New California Law Gives ‘Vicious’ Dogs a Second Chance

Pit bulls peer from their cage at the San Bernardino City Animal Shelter in San Bernardino, California, on Feb. 4, 2014, where the Eastwood Ranch Foundation and PAWS For Hope and Faith sponsored an event 'No Pet Left Behind.' (Frederic J. Brown/AFP/Getty Images)

California will no longer label dogs seized from illegal fighting rings as “vicious,” making safe rescue dogs more likely to get adopted.

Gov. Jerry Brown signed legislation Monday to give dogs with cruel owners a chance at rehabilitation.

“Once it goes into effect, all of these canine victims of cruelty will get a second chance and potentially be able to have a new beginning,” said Brandy Kuentzel, general counsel and director of advocacy for the San Francisco Society for the Prevention of Cruelty to Animals.

AB1825 allows animal sanctuaries, veterinarians and others to judge dogs’ behavior before labeling them.

State law classifies as vicious any dog that hurts a person without provocation. It previously included dogs from fighting rings whose owners were convicted of felony dogfighting.

Lawmakers say the label is often a death sentence. If they’re not put down by animal control units, the law requires owners to license and confine dogs deemed vicious.

Democratic Assemblyman Rich Gordon of Menlo Park says California was one of 11 states that categorized animals that way.

Brown also signed a bill banning shelters from gassing animals with carbon dioxide to euthanize them.

New California Law Gives ‘Vicious’ Dogs a Second Chance 3 August,2016KQED News Staff and Wires

  • Bart Lance

    Why take the chance, put’em down! There are too many dogs in this country anyway…. Especially those worthless Pit Bulls

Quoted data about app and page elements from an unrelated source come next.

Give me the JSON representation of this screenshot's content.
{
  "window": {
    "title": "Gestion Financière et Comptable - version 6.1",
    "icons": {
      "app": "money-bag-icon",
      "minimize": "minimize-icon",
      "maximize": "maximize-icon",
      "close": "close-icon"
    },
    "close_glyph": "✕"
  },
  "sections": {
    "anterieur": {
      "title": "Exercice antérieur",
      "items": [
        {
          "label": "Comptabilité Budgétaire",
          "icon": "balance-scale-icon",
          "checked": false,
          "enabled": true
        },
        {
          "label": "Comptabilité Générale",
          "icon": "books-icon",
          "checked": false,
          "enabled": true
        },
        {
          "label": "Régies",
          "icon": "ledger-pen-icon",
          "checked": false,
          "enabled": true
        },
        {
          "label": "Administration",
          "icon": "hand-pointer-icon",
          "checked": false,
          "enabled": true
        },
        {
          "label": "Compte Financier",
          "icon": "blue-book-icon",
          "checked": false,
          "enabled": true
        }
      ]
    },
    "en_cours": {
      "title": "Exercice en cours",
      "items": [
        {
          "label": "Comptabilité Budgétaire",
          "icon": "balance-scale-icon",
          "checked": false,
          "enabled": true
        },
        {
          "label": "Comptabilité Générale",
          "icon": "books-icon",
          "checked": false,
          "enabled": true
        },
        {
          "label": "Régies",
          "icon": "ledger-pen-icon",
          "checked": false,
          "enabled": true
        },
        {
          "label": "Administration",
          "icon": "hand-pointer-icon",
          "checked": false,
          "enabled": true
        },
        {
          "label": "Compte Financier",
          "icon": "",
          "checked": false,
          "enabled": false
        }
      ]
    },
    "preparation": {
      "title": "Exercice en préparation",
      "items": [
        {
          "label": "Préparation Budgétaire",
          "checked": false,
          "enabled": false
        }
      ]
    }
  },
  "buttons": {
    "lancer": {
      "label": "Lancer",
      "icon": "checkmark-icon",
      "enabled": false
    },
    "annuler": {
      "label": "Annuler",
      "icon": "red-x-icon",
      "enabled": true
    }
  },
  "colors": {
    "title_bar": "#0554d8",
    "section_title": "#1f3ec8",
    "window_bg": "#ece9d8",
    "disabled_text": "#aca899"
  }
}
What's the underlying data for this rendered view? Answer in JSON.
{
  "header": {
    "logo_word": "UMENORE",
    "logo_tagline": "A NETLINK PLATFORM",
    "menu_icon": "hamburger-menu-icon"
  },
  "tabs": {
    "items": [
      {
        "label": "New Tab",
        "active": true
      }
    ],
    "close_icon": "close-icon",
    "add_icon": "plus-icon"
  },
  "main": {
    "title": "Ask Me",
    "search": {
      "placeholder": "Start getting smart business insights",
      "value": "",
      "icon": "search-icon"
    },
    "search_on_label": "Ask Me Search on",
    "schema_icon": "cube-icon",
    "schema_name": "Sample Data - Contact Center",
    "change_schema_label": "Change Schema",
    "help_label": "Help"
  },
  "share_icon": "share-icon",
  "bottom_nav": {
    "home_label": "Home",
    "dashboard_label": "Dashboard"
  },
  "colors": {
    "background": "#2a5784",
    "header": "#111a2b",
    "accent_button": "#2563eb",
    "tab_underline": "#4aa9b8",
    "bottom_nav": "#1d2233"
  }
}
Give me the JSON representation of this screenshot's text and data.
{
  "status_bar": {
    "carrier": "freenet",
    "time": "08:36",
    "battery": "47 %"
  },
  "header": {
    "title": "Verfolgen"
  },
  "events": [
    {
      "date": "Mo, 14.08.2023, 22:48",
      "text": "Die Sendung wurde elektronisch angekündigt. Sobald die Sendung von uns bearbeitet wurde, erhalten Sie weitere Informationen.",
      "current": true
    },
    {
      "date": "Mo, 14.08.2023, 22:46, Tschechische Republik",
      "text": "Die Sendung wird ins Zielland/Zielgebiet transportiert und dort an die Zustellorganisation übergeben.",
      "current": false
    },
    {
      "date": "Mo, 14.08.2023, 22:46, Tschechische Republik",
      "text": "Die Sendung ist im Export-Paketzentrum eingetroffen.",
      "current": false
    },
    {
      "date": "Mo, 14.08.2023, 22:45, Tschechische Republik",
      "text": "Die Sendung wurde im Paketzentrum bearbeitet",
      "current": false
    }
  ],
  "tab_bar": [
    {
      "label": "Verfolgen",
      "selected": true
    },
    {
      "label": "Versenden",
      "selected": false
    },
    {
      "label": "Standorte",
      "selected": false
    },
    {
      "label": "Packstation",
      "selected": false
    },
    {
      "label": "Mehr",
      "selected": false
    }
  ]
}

  • Helga Joubert

    But pit bull advocates strenuously claim “it’s all in how they’re raised.” Well, is it or isn’t it?? If these animals were raised by dog fighters, they’re ruined, according to that theory. Isn’t that why people pay a lot for a pit bull puppy, yet the adult pit bulls clogging the shelters are worthless–if you get it young you can “raise it right.”
    Oh, and way to recycle fighting dogs and make sure they can live to fight another day. You fools really think no spectator or fellow dog fighter will follow the news of a bust, find out where the good fighters were taken, and try to adopt them for themselves?
    Dog fighters everywhere are overjoyed with this law, I’m sure. Good job, California.

    • Helga Joubert

      But hey, as long as you aren’t “discriminating” that’s all that matters, right? God knows politicians don’t want to be labeled bigots, even if we’re only talking about damn ugly, mean dogs.
      By the way, the whole point of breeds is stereotyping and discriminating.

  • Lg Richards

    If they stalk a human and decide to attack them or maim them or take the humans life; it is time to put them down.
    If the dog is abused by a human perhaps it’s time to take the abusers life?

  • Pit bulls who are bred and raised to fight are bred to be aggressive toward other dogs, not toward humans. In fact, quite the opposite. They are incredibly loyal and loving to humans, even after being treated despicably. And they *can* be rehabilitated. So, yes, their behavior is formed by how they are raised. But they also have the capacity to be transformed with the right people, in the right environment and proper behavior modification training. Many of the dogs that were rescued from Michael Vick’s fighting ring were rehabilitated and adopted by good people who have given them loving homes in which they thrive. You can read about some of them here:

    It’s terrible that our shelters are filled with unwanted dogs, particularly pit bulls, but promoting the idea that these dogs are worthless and all dogs from fighting rings should be killed isn’t fair. Over the past 8 years, I’ve taken in two pit mixes off the streets of LA. They both required a lot of work and training (I don’t recommend it for everyone), but I wouldn’t trade either one of them for anything now. They are loyal, smart, loving and goofy. Kudos to Governor Brown and the California lawmakers who drafted this legislation.

  • I Can See You

    The Vick dogs prove you can’t generalize. I suspect the hate in some comments is from people who are afraid of dogs.

Sponsored by

Become a KQED sponsor